» Problem: Copy each line below containing "date".

» Provided material:

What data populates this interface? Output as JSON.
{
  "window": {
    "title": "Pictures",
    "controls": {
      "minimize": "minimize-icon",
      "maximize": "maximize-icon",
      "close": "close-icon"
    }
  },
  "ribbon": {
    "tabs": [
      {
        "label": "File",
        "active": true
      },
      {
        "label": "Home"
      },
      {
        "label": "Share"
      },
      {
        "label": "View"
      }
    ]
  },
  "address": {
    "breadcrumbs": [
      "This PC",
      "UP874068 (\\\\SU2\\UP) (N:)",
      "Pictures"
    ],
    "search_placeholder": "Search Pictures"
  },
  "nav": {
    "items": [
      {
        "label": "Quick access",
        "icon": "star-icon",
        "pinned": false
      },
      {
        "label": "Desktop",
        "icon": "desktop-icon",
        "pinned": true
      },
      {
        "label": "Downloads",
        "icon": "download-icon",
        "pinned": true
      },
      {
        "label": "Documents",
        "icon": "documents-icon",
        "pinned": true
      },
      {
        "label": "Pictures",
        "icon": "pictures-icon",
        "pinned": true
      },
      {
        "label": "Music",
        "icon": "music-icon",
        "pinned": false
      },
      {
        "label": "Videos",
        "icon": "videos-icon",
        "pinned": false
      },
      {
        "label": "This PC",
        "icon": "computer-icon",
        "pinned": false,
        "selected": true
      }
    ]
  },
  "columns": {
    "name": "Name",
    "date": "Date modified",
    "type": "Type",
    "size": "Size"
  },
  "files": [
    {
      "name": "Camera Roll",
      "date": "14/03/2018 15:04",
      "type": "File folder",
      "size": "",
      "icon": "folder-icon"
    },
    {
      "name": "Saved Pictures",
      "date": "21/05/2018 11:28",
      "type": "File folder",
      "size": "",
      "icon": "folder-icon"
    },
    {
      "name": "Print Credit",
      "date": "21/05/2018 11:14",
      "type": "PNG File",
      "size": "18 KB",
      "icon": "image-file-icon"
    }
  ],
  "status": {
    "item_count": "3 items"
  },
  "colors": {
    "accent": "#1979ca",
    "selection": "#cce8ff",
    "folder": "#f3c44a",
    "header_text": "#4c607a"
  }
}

» Written answer:
    "date": "Date modified",
      "date": "14/03/2018 15:04",
      "date": "21/05/2018 11:28",
      "date": "21/05/2018 11:14",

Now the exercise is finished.